- **What to produce**:
The full set of entries should be repeated without a single change.

Input records START

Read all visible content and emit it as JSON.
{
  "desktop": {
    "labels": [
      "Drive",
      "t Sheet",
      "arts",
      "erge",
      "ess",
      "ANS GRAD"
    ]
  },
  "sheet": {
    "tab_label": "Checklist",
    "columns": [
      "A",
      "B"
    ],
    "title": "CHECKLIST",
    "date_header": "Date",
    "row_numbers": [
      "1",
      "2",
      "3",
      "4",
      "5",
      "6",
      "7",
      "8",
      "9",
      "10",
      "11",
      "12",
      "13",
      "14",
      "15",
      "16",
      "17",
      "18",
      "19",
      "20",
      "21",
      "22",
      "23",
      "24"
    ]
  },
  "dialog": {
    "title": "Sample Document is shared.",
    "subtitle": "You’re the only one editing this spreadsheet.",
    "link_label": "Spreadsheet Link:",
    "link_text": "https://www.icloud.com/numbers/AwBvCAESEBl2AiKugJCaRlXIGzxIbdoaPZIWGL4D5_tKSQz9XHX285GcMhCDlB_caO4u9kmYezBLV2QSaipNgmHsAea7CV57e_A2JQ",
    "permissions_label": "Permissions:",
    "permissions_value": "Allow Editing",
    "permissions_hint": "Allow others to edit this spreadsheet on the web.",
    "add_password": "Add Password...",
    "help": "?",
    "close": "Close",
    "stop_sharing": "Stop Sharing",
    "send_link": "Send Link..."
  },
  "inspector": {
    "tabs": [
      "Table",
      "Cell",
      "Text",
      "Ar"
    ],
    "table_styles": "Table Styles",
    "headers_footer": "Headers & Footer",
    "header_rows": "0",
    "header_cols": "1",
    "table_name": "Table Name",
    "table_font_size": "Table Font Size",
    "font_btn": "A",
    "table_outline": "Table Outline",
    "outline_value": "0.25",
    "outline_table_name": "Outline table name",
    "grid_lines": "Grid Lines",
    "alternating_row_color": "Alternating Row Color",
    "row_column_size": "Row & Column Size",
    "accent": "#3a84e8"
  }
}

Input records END

- **Written reply**:
Read all visible content and emit it as JSON.
{
  "desktop": {
    "labels": [
      "Drive",
      "t Sheet",
      "arts",
      "erge",
      "ess",
      "ANS GRAD"
    ]
  },
  "sheet": {
    "tab_label": "Checklist",
    "columns": [
      "A",
      "B"
    ],
    "title": "CHECKLIST",
    "date_header": "Date",
    "row_numbers": [
      "1",
      "2",
      "3",
      "4",
      "5",
      "6",
      "7",
      "8",
      "9",
      "10",
      "11",
      "12",
      "13",
      "14",
      "15",
      "16",
      "17",
      "18",
      "19",
      "20",
      "21",
      "22",
      "23",
      "24"
    ]
  },
  "dialog": {
    "title": "Sample Document is shared.",
    "subtitle": "You’re the only one editing this spreadsheet.",
    "link_label": "Spreadsheet Link:",
    "link_text": "https://www.icloud.com/numbers/AwBvCAESEBl2AiKugJCaRlXIGzxIbdoaPZIWGL4D5_tKSQz9XHX285GcMhCDlB_caO4u9kmYezBLV2QSaipNgmHsAea7CV57e_A2JQ",
    "permissions_label": "Permissions:",
    "permissions_value": "Allow Editing",
    "permissions_hint": "Allow others to edit this spreadsheet on the web.",
    "add_password": "Add Password...",
    "help": "?",
    "close": "Close",
    "stop_sharing": "Stop Sharing",
    "send_link": "Send Link..."
  },
  "inspector": {
    "tabs": [
      "Table",
      "Cell",
      "Text",
      "Ar"
    ],
    "table_styles": "Table Styles",
    "headers_footer": "Headers & Footer",
    "header_rows": "0",
    "header_cols": "1",
    "table_name": "Table Name",
    "table_font_size": "Table Font Size",
    "font_btn": "A",
    "table_outline": "Table Outline",
    "outline_value": "0.25",
    "outline_table_name": "Outline table name",
    "grid_lines": "Grid Lines",
    "alternating_row_color": "Alternating Row Color",
    "row_column_size": "Row & Column Size",
    "accent": "#3a84e8"
  }
}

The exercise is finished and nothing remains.